Friday, March 14, 2008
By Brighton Phiri
Friday March 14, 2008 [03:00]
THE Drug Enforcement Commission (DEC) yesterday said they have not arrested Kaweche Kaunda in connection with the transfer of US $7 million from Jamaica because he is not the principal suspect. Commenting on Kaweche's challenge for the DEC to arrest him instead of the Jamaican woman who is charged for money laundering involving US $7 million, DEC spokesperson Roston Chulu said their investigations revealed that Ingrid Loiten was the principal suspect, hence her arrest.
"I would not want to comment on what has come out in the paper. But as far as we are concerned, the principle has been arrested," said Chulu in reference to Kaweche's challenge to the DEC to arrest him instead of Loiten because he was the prime mover of the transfer of the US $7 million.
But Kaweche insisted yesterday that he should be the one to be arrested because he was the one who asked Loiten to use her personal account to transfer the money.
"Why are they separating me from the case when they know that I have been dealing with them over this same matter for some time?" Kaweche asked.
Investrust Bank chairman Friday Ndhlovu declined to comment, saying it was not right for the bank to issue a statement on the matter that was before the courts of law.
Home affairs minister Lt Gen Ronnie Shikapwasha refused to comment on Kaweche's challenge, saying the DEC were the right institution to deal with the matter.
The DEC arrested and charged Loiten with money laundering, failing to account for the money and falsification of documents.
And Loiten disclosed yesterday in a telephone interview from Johannesburg that the US $7 million was sourced from a Jamaican investor who had shown interest in investing in the Mfuwe development project.
According to Loiten, a Jamaican investor directed his company, which had account with a financial lending institution, to transfer the money to Zambia.
"This financial lending institution is listed on the Jamaican Stock Exchange. I wonder how such an institution can allow me to use it to transfer dirty money," she said.
Loiten said the Mfuwe development project, which was designed for the construction of two factories, a financial institution, skills training centre and over 4000 low cost houses for the local people, attracted interest among investors from Jamaica, Unites States of America and Israel.
She said one of the American investors demanded for a government grant before releasing funds while the Israeli investor sent to Zambia a technical team to assess the feasibility of the project.
She said upon concluding the preliminary plans of the project, she approached her contact from the European Union Development Council and Overseas Private Investment Commission for support.
"I am amazed to see the massive undeveloped land in Mfuwe. Since I have a lot of contacts of financial support, I begun soliciting for support. The support was overwhelming from the investors," Loiten said.

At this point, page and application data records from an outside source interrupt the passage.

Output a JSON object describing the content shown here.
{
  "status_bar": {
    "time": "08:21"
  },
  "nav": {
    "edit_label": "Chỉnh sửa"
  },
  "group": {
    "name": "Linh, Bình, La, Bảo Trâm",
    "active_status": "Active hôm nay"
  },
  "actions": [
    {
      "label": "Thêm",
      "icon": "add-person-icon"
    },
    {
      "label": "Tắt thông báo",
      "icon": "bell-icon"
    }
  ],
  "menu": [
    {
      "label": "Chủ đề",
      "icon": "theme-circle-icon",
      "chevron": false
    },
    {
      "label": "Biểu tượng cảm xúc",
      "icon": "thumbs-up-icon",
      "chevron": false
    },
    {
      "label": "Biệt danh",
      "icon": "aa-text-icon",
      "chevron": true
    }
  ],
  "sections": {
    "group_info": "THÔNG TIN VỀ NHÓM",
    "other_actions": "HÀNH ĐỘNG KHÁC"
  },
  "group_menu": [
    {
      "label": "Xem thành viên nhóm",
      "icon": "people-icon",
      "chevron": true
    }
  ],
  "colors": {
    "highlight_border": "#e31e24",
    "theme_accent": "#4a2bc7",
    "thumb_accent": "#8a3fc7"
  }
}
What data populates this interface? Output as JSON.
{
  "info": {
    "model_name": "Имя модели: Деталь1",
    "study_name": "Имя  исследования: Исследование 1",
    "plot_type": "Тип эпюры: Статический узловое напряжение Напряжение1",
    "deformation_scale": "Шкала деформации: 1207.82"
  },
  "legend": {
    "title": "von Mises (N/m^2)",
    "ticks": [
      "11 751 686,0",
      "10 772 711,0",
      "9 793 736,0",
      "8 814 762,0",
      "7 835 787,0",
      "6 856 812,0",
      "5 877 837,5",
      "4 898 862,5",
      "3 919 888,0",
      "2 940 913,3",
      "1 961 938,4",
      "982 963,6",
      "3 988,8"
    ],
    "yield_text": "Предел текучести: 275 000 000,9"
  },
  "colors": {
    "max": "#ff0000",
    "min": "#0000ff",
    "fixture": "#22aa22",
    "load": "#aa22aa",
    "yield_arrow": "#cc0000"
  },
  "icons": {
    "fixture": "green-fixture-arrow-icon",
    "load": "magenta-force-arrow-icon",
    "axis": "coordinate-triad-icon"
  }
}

She said the US $7 million was meant for fundraising activities towards the project, which was estimated to cost over US $60 million. She said she had been involved in strategic planning with Educate Jamaica Network.
Earlier, Loiten said both her family members and financiers from the European Union and oil producing countries supported the project proposal.
She wondered why Investrust Bank rushed to report her to DEC when she had discussed with the bank before they allowed her to transfer the money for the project.
"It is not that the bank did not know what I was doing. They knew before the money was transferred," she said.